Data extracted from a collection:
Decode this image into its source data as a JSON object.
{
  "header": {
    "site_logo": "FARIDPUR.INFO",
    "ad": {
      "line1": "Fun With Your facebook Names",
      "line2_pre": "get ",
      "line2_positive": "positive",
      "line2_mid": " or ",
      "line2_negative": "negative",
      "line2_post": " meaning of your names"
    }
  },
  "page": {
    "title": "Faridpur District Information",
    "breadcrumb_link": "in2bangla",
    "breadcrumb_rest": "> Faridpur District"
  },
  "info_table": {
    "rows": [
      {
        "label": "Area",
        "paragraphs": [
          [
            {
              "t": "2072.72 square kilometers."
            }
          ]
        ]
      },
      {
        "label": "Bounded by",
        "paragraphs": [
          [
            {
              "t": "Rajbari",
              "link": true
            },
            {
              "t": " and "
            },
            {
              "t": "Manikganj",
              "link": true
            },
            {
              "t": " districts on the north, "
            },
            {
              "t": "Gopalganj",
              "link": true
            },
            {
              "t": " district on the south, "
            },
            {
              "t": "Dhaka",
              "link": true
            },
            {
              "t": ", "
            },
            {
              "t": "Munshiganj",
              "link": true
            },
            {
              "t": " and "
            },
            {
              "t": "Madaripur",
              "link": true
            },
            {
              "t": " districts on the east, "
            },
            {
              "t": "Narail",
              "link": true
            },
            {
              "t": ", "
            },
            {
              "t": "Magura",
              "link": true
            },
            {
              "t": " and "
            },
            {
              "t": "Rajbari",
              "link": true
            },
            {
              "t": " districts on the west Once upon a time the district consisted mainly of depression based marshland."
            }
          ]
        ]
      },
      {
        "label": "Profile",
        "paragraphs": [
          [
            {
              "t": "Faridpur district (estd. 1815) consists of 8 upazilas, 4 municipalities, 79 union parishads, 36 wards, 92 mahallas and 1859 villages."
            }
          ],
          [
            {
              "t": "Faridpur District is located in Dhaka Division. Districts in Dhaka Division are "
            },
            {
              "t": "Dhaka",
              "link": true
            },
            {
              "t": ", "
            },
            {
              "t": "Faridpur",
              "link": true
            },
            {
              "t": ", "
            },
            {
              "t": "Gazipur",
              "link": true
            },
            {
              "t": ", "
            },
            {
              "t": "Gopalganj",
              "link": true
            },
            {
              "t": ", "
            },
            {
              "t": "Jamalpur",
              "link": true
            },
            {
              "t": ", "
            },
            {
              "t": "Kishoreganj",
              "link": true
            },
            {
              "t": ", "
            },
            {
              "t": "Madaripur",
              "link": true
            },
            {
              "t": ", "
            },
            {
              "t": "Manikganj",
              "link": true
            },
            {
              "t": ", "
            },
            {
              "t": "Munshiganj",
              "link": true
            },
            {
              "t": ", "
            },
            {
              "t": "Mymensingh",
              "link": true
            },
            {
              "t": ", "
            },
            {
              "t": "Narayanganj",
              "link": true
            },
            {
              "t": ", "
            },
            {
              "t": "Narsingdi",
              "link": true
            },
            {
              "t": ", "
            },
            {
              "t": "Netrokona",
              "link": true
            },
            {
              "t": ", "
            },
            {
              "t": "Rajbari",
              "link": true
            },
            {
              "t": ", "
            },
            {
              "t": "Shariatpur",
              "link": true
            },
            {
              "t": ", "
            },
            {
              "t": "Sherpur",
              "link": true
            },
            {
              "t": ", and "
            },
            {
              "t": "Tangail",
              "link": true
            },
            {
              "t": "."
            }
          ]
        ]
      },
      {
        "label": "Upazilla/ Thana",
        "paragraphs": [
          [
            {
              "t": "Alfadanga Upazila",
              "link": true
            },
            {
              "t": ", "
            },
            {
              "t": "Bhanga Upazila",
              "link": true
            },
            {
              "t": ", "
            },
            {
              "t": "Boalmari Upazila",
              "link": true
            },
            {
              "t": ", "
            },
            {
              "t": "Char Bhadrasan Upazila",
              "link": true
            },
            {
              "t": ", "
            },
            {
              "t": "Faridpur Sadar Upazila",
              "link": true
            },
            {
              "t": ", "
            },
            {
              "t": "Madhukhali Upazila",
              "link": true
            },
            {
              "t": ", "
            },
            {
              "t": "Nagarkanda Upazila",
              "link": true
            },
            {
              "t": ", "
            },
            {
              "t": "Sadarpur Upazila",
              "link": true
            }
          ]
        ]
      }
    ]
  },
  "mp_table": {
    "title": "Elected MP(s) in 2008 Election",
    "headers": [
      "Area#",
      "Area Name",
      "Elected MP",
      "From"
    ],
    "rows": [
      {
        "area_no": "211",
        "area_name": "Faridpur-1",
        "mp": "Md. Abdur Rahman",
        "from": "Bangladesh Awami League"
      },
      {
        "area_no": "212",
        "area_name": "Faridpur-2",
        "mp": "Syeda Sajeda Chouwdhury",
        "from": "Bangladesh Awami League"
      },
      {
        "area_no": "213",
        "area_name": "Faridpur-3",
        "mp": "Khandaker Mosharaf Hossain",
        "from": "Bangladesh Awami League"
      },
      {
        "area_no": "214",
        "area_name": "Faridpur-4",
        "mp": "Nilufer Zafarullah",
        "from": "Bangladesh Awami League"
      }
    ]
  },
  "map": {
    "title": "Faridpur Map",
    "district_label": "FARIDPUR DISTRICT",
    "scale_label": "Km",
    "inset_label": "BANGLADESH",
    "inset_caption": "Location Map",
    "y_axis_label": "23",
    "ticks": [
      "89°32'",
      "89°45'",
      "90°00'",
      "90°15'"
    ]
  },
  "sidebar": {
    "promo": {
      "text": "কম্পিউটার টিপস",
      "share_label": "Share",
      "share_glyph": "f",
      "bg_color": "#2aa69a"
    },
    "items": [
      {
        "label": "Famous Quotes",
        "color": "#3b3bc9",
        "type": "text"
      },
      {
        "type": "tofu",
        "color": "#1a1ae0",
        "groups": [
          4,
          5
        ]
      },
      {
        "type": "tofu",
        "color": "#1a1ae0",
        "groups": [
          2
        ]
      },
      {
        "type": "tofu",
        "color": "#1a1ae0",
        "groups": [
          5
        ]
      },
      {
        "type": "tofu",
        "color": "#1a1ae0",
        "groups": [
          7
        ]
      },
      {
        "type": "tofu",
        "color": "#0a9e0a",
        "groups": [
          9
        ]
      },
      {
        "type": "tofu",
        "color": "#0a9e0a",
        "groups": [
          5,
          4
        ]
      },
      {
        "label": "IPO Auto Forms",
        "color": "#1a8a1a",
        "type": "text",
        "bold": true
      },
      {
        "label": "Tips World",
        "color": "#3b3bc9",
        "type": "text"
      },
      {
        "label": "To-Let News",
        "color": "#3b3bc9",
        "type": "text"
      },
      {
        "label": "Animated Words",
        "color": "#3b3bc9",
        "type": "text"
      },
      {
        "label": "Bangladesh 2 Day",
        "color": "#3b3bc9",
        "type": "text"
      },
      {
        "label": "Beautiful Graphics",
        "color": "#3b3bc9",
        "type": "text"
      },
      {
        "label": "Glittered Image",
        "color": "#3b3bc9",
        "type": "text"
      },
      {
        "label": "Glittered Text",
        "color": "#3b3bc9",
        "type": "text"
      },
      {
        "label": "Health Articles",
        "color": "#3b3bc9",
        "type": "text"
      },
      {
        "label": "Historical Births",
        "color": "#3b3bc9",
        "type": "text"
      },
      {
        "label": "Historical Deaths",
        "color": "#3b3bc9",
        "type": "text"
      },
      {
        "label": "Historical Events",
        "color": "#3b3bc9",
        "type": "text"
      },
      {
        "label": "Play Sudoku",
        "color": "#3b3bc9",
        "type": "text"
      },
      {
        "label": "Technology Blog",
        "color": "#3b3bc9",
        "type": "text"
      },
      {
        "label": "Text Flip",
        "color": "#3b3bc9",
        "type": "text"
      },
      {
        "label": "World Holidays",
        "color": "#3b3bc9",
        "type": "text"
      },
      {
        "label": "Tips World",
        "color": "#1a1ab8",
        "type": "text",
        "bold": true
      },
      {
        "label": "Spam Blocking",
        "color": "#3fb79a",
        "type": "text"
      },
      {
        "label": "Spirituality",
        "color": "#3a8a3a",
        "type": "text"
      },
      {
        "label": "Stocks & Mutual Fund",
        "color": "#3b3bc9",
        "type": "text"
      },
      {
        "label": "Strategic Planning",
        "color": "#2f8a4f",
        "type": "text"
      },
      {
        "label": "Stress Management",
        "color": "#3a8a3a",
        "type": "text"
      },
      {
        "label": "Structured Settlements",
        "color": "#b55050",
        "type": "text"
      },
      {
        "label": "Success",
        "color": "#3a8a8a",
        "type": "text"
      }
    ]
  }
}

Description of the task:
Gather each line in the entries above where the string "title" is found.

Task response:
    "title": "Faridpur District Information",
    "title": "Elected MP(s) in 2008 Election",
    "title": "Faridpur Map",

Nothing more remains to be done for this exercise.